After I stepped away from acting I was in a bit of a daze: What do I do next? I had a joe job, but I’m a creative person, and I need somewhere to direct that energy. Becca, my wife, said “Why don’t you finally make a book?” I wanted to do it. I’d always wanted to. But I was weary about it. We have a kid, and, as a dad, providing for her is priority one; it didn’t quite work out with acting, and did I want to move on to another endeavour that might not pan out?
At the same time, to pay the bills I was working as a content creator for different websites, much of which can be, frankly, spiritually exhausting, and Becca and I had talked fairly often about launching a site for ourselves, focussing on something we loved.
And Becca made the point that, by doing a site about kid’s books, I would see that my work, my drawings and writing, was up to snuff. I’m self taught and in my forties, and had a lot of self-doubt around the prospect. I had done some editorial illustrations, some work for a Toronto theatre company, and some bands and films, and so on and so on, but picture books felt like a different world. I wasn’t Elly MacKay. I wasn’t Briony May Smith. I wasn’t Jon Klassen.
But we launched and did very well. Publishers sent us books, and a lot of the time I would read a book and think “Man, I can do that!” or Becca would say “Hmm… What did you think of the art in (such and such book)? Not as good as your stuff, I don’t think.” And often it wasn’t. And eventually I realized that Jon Klassen didn’t start out as Jon Klassen; at some point Jon Klassen was just a guy who drew that you had never heard of.
And I came into contact with a lot of writers and illustrators and was amazed at how open and kind so many were. I was also stunned by how insecure and full of self-doubt so many are. One in particular wrote and illustrated a book that blew us away when we first read it and remains one of our favourites, and through an extended e-mail exchange I realized that he thought he wasn’t very good at all. At first I thought it was false modesty, but no: When I said how much I liked his book, he actually thought I was lying. When we printed our glowing review he thought we were just being nice. When we nominated him for a Kindie Award last year, he really thought he didn’t deserve it. I mentioned it to him and he said “All of this is very nice of you to say, but at some point you’re going to see I’m a fraud, and then where will I be?”
Inspired by a lot of this, last year I wrote and illustrated my first kid’s book.
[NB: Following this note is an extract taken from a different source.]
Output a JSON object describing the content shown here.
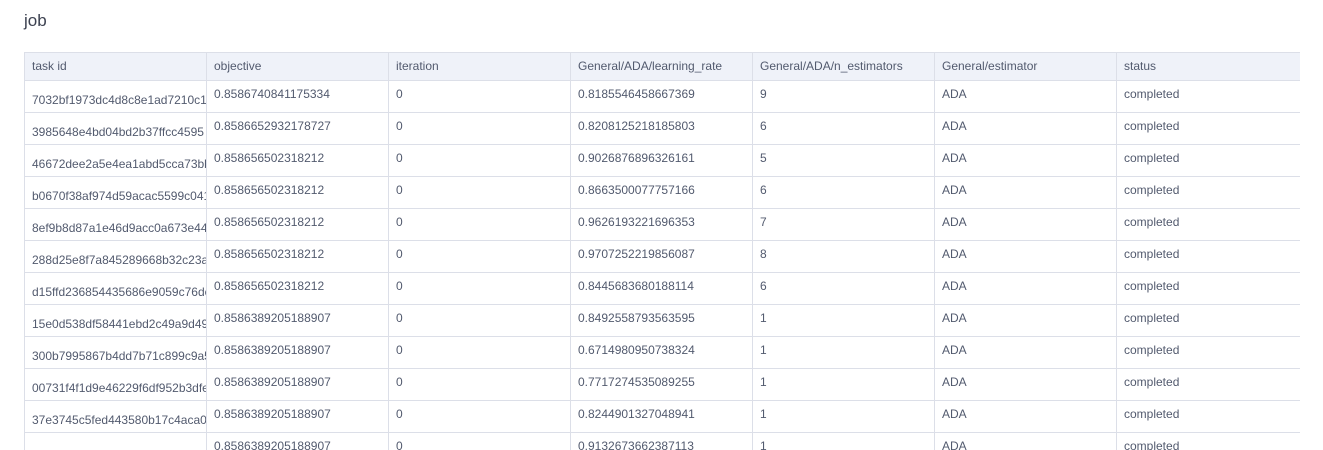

I took time away from Kinderlit and focussed on writing and re-writing the manuscript, storyboarding and sketching characters, and finally I did the drawings and put together a dummy. I finished just before Christmas.
At first, I was still doing reviews for the site, but eventually I got to a point where, if I had free time away from my job, I needed to be working on the book. All of my free time was spent on this thing… It took many –many– months, because of other commitments, but it’s done.
Unfortunately, the site suffered, and I regret that we were unable to keep our commitments to the publishers and distributors who had been so helpful and kind to us, but also to the creators whose books built up on our “To Review” shelf.
Now that the book is finished and I’m into the process of trying to find an agent, I’ll be working hard to catch up. We’ll be reviewing our favourite neglected titles, and featuring some more of our favourite writers and illustrators. Bear with us.
Thank you so much for your patience!